Records shown section start

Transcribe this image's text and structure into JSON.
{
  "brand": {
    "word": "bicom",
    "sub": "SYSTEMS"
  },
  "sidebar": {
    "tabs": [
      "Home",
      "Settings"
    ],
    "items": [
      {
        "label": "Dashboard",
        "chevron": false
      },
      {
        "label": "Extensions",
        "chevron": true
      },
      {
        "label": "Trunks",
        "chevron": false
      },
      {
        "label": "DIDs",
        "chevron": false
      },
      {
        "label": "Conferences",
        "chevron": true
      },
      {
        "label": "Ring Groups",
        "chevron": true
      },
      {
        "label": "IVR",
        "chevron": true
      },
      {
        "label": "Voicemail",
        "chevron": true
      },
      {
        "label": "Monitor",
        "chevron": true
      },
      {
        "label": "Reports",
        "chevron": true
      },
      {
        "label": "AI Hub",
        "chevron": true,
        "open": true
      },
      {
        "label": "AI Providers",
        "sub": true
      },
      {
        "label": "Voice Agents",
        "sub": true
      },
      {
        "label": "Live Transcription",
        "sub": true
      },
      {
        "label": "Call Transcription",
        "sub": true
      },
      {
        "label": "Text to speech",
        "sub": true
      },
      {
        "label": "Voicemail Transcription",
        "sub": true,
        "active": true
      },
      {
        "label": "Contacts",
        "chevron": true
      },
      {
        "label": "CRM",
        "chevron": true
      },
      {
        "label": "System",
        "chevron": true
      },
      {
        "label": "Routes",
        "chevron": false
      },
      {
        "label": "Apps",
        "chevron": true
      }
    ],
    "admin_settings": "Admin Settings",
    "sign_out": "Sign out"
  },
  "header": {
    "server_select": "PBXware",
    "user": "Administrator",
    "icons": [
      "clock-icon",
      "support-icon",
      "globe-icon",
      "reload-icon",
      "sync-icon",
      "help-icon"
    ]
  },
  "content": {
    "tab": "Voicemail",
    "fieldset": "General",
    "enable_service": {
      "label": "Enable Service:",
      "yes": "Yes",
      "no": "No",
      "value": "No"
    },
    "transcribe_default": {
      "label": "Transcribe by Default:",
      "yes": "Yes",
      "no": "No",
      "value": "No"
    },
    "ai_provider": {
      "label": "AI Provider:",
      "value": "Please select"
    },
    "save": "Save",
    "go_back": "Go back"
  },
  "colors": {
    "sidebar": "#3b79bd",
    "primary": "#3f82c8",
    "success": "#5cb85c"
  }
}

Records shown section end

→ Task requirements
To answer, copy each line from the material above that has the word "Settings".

→ Written response
      "Settings"
    "admin_settings": "Admin Settings",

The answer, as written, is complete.